_TASK STATEMENT_
Read through the listing and copy every line that contains the word "icon".

_MATERIAL FOR THIS TASK_
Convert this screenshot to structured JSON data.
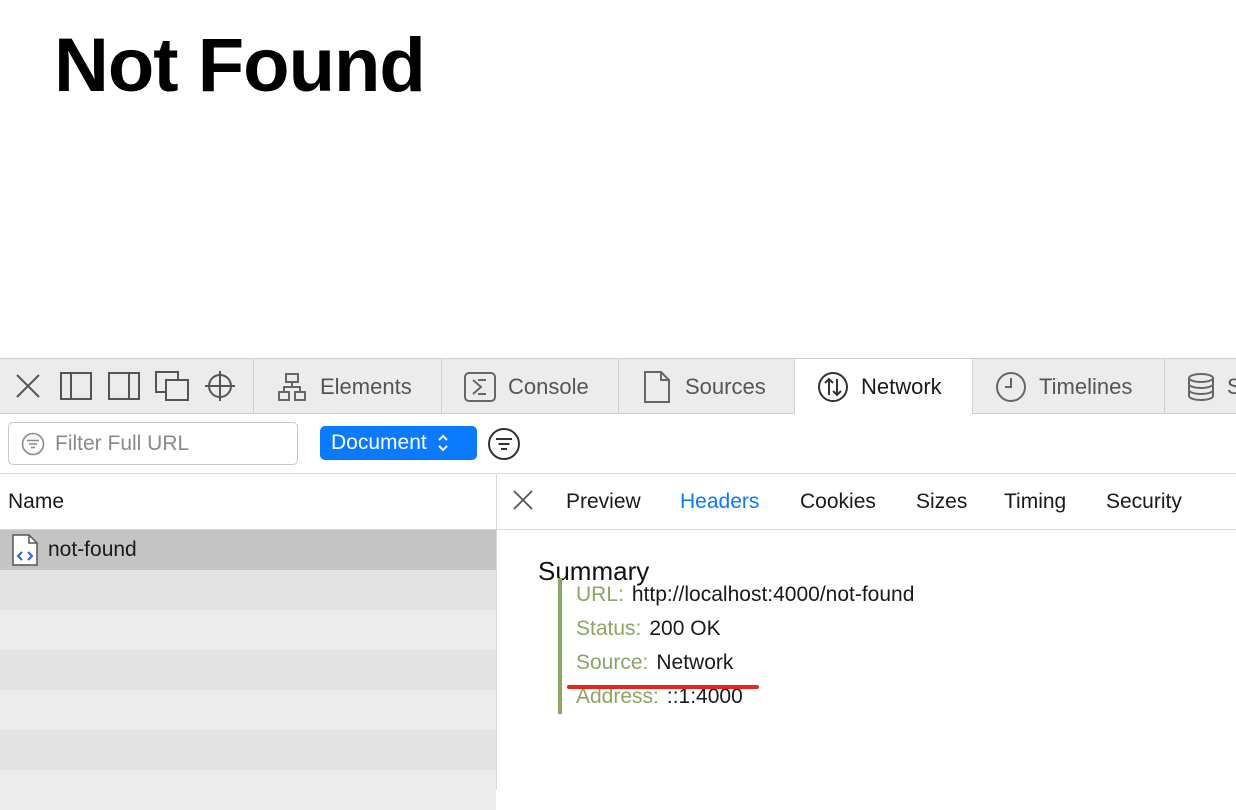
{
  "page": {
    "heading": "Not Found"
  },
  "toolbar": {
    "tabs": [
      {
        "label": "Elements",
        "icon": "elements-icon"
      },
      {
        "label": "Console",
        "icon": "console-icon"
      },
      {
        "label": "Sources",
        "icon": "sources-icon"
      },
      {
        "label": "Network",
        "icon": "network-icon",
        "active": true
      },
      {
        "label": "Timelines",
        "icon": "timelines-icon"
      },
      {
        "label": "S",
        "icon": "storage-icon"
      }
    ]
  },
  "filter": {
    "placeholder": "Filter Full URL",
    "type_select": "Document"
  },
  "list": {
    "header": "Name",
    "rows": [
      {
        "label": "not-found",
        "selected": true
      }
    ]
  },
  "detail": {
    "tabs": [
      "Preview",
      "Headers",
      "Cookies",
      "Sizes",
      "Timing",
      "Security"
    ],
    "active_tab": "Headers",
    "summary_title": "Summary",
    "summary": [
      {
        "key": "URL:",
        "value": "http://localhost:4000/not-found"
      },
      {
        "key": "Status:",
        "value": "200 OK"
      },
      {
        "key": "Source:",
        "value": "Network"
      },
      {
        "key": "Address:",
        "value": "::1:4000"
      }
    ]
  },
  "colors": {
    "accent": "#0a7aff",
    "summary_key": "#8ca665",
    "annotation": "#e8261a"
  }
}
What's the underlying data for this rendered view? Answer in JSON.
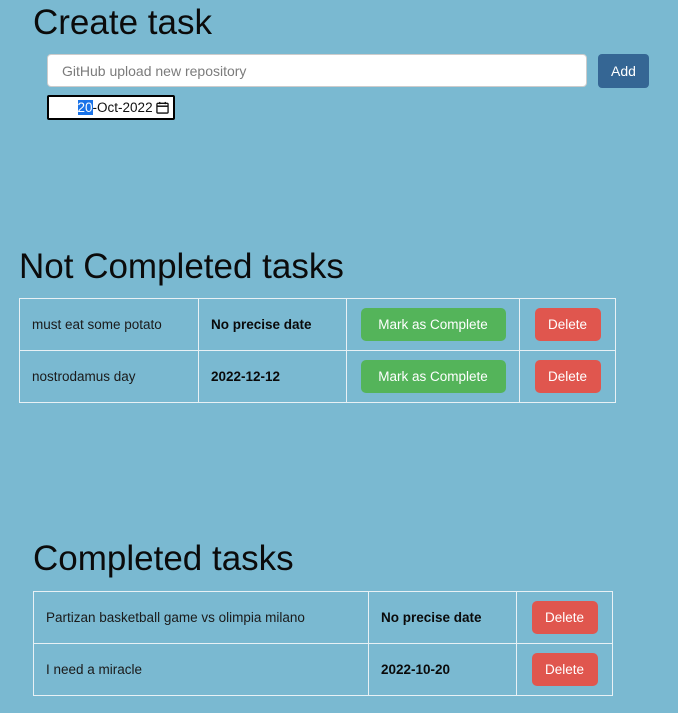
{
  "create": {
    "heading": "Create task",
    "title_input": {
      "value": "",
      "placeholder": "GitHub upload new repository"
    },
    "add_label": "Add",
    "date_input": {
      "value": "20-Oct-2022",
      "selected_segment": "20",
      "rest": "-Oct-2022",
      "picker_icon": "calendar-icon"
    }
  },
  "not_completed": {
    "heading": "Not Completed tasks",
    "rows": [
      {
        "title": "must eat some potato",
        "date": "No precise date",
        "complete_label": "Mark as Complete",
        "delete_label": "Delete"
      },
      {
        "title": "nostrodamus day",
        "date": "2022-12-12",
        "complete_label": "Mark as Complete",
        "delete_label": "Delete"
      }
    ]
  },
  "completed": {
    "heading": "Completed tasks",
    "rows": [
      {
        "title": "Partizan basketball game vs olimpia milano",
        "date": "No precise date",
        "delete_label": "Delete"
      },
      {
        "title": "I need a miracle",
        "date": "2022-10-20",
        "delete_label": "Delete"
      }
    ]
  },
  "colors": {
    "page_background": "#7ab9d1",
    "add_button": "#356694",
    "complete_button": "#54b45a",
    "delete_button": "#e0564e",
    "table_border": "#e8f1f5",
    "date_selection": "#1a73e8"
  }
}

_SOLUTION_
        "icon": "elements-icon"
        "icon": "console-icon"
        "icon": "sources-icon"
        "icon": "network-icon",
        "icon": "timelines-icon"
        "icon": "storage-icon"
      "picker_icon": "calendar-icon"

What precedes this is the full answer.